(Data records for software interfaces)
· · · · ·

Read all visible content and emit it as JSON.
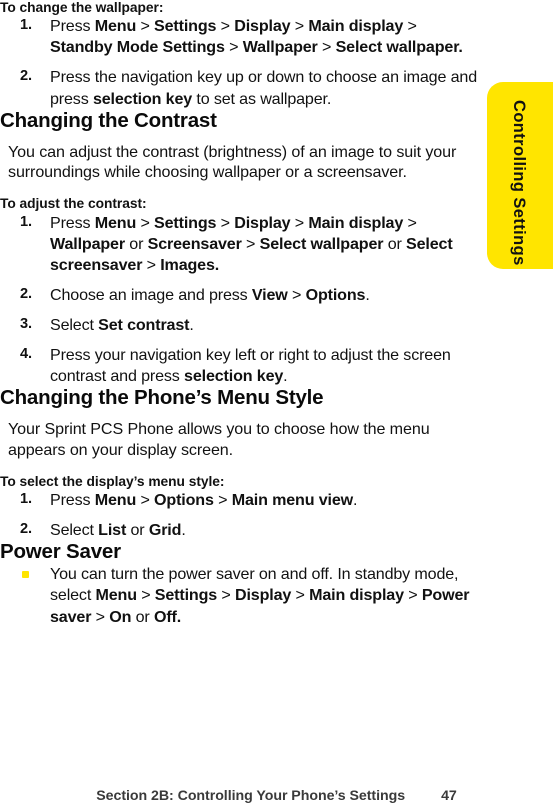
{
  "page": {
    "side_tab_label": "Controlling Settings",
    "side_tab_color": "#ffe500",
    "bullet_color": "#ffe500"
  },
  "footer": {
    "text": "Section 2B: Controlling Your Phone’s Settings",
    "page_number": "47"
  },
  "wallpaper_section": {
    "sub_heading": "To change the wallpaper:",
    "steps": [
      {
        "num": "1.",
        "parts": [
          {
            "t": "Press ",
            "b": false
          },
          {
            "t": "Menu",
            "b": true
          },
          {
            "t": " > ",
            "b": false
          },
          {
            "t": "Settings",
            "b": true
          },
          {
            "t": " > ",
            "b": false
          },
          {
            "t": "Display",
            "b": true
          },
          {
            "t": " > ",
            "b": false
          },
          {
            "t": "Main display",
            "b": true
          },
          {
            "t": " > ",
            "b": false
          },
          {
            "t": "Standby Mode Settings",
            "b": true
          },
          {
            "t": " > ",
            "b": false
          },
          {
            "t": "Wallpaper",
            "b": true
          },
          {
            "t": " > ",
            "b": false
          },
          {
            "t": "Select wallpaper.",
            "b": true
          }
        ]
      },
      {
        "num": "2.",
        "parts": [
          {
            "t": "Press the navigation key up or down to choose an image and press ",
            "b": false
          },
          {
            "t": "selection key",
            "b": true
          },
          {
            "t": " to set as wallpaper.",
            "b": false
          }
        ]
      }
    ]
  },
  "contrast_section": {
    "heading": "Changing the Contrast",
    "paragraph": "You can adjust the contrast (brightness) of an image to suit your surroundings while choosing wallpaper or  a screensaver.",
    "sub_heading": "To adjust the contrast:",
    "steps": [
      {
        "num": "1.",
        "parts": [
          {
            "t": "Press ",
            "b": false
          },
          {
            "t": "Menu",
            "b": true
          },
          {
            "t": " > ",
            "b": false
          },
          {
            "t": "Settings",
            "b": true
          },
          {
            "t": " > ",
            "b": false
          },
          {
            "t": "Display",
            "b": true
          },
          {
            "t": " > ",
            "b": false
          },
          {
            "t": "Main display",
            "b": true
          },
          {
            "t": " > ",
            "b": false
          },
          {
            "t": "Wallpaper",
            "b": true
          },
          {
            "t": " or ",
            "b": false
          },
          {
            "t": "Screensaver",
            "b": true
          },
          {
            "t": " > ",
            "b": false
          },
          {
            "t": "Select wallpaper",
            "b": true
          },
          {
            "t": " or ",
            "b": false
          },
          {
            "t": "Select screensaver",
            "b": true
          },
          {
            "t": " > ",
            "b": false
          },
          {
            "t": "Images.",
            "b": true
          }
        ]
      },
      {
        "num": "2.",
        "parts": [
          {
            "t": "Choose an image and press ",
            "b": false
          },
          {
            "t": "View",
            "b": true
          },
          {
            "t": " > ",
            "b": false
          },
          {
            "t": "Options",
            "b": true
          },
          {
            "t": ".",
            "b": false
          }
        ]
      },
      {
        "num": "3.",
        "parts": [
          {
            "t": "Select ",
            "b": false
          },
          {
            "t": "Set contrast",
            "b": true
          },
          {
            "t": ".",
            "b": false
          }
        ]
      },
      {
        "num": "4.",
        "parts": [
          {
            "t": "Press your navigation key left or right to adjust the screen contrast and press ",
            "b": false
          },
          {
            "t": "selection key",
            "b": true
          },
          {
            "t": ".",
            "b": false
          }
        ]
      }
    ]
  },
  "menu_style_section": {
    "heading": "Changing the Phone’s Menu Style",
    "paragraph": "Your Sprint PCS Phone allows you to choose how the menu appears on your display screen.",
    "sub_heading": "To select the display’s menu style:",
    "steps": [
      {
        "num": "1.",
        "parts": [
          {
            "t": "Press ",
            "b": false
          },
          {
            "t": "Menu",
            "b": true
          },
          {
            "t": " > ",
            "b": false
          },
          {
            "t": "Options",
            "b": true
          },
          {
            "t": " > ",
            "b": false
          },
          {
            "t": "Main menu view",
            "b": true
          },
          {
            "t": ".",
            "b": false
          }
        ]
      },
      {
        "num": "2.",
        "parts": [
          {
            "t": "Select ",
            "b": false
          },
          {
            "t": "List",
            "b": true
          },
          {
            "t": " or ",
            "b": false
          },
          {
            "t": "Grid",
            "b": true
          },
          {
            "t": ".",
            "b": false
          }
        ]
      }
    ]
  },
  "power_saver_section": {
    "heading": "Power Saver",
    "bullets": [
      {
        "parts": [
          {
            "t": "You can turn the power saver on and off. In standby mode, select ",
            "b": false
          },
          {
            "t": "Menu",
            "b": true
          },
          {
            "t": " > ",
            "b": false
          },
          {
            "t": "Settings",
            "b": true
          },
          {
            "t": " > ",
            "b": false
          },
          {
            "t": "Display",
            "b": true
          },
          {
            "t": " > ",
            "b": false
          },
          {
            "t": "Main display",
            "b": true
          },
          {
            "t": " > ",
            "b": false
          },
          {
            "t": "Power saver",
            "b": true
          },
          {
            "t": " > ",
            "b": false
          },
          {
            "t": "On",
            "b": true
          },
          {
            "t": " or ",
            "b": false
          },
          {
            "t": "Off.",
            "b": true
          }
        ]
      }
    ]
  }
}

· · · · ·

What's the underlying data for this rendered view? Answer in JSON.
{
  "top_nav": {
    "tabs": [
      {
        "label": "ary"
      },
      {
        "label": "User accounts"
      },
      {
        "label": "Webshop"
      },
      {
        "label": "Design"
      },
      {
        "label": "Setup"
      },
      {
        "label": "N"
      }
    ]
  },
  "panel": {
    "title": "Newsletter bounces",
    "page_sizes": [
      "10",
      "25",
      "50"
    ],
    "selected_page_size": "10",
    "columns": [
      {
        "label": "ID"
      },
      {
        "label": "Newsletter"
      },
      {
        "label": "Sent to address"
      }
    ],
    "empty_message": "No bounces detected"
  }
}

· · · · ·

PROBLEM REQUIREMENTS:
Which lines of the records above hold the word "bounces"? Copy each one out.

RESULT BELOW:
    "title": "Newsletter bounces",
    "empty_message": "No bounces detected"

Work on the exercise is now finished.